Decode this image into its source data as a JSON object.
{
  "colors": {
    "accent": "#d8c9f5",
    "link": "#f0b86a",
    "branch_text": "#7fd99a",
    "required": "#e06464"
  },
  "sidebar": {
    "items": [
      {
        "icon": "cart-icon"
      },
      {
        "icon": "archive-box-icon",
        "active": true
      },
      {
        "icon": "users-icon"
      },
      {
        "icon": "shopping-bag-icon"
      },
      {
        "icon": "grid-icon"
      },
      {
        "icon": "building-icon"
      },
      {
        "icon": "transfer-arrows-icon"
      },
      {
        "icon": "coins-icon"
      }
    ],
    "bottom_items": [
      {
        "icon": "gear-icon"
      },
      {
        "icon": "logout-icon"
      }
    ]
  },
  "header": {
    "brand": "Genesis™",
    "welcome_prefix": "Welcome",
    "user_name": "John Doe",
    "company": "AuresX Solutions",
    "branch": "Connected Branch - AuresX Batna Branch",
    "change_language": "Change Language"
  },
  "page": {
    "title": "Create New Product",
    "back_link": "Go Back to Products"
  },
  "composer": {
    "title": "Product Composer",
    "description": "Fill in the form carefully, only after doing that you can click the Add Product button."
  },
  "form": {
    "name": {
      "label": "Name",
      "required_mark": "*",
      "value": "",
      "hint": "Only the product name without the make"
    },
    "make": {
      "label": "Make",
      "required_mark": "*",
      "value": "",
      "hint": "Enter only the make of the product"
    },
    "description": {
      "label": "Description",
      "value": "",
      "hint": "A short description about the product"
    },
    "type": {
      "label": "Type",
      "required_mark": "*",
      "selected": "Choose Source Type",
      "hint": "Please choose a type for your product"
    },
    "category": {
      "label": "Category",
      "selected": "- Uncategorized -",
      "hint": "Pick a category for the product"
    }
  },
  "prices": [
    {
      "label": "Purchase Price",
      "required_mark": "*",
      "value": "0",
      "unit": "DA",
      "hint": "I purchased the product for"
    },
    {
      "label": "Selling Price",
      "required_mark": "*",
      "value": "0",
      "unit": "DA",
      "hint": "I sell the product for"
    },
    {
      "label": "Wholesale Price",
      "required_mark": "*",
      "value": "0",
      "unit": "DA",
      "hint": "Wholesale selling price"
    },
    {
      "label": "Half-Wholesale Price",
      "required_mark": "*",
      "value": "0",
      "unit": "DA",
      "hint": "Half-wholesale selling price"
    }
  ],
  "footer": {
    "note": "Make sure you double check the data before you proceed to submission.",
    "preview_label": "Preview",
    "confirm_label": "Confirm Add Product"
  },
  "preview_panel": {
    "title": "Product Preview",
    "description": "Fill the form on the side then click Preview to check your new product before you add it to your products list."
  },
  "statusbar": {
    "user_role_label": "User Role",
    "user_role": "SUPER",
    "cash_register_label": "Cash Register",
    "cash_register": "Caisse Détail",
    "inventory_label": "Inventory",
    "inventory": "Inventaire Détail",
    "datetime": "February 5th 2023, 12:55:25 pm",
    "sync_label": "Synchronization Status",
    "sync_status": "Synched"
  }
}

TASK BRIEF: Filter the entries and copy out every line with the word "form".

TASK RESPONSE:
    "description": "Fill in the form carefully, only after doing that you can click the Add Product button."
  "form": {
    "description": "Fill the form on the side then click Preview to check your new product before you add it to your products list."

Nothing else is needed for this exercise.